Data for the task: Begin
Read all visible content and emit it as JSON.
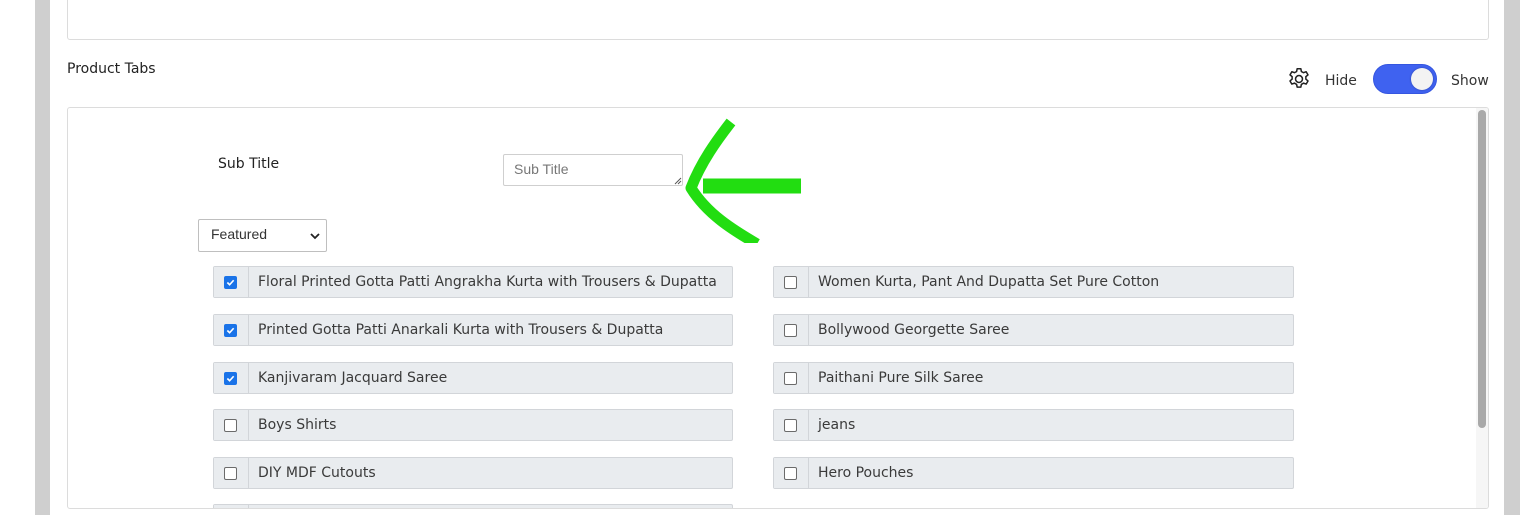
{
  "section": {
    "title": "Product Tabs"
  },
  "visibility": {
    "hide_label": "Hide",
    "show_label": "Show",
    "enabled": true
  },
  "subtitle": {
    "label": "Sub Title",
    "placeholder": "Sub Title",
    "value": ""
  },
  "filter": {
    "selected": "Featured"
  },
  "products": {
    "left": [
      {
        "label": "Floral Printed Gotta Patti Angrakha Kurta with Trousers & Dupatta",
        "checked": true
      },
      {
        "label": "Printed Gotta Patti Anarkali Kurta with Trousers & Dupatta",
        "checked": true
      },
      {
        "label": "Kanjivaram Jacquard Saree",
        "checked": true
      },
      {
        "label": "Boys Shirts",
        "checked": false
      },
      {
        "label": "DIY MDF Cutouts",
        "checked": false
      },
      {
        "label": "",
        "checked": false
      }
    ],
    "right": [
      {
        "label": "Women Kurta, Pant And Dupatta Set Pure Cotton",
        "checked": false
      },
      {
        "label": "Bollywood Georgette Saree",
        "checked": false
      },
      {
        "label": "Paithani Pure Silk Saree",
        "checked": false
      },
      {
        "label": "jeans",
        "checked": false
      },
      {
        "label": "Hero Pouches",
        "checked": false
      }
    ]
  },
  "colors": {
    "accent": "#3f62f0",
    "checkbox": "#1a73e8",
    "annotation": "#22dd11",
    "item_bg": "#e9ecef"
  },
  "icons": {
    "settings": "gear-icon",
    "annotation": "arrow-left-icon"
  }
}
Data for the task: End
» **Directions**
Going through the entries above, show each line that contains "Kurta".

» **Task solution**
        "label": "Floral Printed Gotta Patti Angrakha Kurta with Trousers & Dupatta",
        "label": "Printed Gotta Patti Anarkali Kurta with Trousers & Dupatta",
        "label": "Women Kurta, Pant And Dupatta Set Pure Cotton",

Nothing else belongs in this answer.